Kosher guidelines also prohibit the combination of meat and milk. Does this apply to meat and dairy replacement items like a seitan “brisket” or a cashew-based “cream cheese”? Are there any guidelines or applicable teachings around replacement items or mock meats?
RL: Luckily, all meat and dairy replacement items are totally fine! So you could have a completely kosher “cheeseburger” with a black bean patty and real cheese, or with a beef burger and cashew cheese, and enjoy to your heart’s content. And in fact, Jewish legal experts like the dean of my rabbinical school, Rabbi Danny Nevins, have begun to explore the kashrut status of cultured and lab-grown meats – check out his work here.

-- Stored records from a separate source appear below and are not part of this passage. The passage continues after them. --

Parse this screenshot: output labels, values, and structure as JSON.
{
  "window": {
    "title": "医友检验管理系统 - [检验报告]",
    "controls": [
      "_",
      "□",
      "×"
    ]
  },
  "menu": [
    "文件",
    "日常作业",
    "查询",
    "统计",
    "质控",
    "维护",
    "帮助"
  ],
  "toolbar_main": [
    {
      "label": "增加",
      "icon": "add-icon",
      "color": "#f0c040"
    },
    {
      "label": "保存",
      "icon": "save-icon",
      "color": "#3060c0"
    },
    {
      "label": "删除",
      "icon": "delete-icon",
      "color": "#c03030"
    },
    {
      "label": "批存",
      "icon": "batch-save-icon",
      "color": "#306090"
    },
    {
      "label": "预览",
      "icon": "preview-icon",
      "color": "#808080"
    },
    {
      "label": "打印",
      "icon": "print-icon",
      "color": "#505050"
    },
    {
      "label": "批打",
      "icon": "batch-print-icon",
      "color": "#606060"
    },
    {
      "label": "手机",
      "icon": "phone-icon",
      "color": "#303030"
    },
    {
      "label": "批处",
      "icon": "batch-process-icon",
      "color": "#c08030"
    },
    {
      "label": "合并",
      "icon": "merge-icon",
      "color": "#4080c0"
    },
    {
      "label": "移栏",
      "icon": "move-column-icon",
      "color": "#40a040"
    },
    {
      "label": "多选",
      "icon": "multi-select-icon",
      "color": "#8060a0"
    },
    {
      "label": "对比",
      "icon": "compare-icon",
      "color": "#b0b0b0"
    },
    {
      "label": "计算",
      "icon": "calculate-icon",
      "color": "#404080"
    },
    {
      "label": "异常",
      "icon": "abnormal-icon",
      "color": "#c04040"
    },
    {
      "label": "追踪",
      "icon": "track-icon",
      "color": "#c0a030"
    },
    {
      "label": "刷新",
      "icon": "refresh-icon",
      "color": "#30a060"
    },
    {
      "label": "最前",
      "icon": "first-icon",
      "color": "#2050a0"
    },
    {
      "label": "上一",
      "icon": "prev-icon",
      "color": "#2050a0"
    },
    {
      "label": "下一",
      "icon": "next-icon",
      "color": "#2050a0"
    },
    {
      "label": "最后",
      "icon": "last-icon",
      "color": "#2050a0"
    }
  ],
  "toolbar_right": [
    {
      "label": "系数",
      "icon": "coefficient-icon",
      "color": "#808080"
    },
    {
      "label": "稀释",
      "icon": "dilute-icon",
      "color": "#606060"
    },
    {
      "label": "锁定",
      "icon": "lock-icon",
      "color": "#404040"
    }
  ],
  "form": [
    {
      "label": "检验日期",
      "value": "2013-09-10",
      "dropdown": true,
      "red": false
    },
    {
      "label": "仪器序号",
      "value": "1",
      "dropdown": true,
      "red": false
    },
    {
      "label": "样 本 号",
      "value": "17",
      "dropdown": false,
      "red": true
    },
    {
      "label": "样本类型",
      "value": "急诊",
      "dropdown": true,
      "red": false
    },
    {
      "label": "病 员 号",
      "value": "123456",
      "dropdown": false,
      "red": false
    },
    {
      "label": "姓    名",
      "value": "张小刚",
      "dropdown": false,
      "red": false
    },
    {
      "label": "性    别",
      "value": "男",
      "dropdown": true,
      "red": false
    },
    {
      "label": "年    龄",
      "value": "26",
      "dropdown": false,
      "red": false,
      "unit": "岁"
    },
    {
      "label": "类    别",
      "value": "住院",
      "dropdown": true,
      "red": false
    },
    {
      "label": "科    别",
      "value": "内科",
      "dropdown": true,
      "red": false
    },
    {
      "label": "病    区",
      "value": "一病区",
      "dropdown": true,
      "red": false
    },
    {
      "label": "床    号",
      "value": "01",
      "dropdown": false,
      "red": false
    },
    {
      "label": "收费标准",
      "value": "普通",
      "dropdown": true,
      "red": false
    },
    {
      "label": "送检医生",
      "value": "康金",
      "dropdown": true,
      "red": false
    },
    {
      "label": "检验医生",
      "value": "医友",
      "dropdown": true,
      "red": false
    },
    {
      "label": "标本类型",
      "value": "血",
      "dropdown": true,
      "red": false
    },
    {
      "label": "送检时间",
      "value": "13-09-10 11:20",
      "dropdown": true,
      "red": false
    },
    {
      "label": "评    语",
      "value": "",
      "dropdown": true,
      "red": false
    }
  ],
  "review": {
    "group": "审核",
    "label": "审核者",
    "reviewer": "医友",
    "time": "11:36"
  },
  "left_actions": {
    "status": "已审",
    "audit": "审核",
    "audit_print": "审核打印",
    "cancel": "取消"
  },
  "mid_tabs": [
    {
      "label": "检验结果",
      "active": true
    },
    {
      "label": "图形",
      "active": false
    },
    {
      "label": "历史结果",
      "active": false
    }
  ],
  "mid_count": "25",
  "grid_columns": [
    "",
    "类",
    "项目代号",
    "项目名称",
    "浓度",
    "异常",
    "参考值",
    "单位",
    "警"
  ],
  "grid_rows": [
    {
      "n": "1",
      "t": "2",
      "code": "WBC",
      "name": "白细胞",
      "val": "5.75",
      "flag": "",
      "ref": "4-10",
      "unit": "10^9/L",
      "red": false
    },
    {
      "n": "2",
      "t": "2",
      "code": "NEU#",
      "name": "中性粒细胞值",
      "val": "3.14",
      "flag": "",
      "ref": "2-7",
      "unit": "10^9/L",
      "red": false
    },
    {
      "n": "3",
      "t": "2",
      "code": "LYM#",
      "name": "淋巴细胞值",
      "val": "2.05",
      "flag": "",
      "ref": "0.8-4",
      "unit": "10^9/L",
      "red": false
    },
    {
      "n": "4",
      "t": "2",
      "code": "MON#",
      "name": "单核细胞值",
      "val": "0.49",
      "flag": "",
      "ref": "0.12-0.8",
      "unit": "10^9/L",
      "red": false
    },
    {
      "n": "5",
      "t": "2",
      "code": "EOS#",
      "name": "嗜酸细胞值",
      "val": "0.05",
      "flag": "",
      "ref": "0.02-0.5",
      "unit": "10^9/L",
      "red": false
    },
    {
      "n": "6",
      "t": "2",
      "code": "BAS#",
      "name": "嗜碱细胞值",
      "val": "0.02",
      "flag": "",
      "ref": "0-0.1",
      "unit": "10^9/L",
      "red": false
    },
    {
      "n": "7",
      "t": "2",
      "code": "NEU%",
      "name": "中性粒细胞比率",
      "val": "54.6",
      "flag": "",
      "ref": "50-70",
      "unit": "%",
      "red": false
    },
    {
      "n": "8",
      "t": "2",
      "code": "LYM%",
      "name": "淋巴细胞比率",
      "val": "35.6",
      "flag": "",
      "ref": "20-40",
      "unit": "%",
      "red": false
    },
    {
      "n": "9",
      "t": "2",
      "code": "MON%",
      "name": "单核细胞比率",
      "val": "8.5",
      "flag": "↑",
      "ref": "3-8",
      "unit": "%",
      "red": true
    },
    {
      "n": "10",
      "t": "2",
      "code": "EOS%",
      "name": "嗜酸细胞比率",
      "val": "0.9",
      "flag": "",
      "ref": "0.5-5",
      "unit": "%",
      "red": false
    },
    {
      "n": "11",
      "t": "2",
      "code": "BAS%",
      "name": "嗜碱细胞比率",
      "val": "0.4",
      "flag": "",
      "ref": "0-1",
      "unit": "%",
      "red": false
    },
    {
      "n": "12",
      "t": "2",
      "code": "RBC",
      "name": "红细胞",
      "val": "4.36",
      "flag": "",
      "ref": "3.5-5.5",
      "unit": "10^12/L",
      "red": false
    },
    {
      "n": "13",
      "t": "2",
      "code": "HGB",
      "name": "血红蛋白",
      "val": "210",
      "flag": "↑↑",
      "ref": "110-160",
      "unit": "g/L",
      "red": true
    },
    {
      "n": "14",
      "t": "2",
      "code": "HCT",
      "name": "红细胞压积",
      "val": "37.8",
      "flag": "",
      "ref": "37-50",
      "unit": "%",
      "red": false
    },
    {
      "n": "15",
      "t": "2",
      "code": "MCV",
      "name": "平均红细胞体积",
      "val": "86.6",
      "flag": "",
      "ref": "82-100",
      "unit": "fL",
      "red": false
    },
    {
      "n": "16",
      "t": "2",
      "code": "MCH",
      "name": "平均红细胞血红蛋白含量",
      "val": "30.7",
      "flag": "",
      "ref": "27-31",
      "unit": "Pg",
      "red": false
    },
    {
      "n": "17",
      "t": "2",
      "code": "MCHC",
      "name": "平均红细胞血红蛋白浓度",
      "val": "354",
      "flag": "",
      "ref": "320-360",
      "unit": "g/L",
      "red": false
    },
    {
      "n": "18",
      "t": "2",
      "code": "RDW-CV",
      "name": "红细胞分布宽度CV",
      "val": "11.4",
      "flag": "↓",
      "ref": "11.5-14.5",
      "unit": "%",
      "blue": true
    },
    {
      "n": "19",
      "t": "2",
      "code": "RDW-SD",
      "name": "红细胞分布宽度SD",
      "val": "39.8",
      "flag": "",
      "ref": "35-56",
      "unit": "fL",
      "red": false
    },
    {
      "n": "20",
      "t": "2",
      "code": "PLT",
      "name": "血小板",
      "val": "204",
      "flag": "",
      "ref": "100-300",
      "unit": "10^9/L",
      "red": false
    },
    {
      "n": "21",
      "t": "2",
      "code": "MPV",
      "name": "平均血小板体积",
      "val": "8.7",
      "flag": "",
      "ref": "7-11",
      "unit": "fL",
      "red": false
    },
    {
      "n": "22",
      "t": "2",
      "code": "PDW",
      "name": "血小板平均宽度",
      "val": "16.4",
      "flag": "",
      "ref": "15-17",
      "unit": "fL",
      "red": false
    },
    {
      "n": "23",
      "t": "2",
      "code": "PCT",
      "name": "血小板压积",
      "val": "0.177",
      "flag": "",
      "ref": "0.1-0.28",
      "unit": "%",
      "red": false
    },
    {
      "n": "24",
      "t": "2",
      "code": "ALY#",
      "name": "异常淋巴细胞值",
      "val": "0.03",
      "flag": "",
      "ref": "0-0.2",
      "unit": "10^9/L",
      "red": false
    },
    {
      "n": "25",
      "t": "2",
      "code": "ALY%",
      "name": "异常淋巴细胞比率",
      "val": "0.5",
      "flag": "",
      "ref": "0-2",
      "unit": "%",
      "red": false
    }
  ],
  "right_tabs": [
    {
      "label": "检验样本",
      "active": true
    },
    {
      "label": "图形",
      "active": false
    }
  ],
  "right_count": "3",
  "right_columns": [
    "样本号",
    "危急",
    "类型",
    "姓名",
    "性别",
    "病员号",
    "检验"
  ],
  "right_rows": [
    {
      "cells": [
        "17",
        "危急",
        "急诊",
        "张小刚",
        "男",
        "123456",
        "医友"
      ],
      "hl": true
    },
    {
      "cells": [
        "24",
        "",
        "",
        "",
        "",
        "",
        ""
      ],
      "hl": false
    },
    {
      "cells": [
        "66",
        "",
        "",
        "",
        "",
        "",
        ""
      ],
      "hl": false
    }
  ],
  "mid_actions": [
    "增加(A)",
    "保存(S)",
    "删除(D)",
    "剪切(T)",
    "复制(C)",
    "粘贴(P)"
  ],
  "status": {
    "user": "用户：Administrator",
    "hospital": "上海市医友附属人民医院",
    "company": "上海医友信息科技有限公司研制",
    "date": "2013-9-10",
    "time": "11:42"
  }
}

Being from the South, what sort of food traditions did your family participate in? How do those differ from the way you eat or approach food now?
RL: SO different! I didn’t grow up keeping kosher in the slightest – my grandmother, who wasn’t Jewish, would make lard-filled ham biscuits as a Sunday morning treat. My family tried to rediscover our own ties to traditional Jewish foods, and after I spent a few years in rabbinical school, I brought my new found challah recipes back to my mom so that we could learn them together.
What were the also vegetarian options and plant-forward Jewish communities like in South Carolina? Are they more common in Chicago? Or do you find it’s a growing trend across the country?
RL: Vegetarianism was pretty rare where I grew up in SC – it’s far more prevalent in Chicago. I remember going home once to SC after I had recently started keeping kosher, and I ordered a tuna salad sandwich at a restaurant because it was the only thing that I thought I could eat. When my sandwich came out, the tuna salad was full of bacon bits! I’m sure that for the southern chef in the back, they thought that they were only improving my lunch!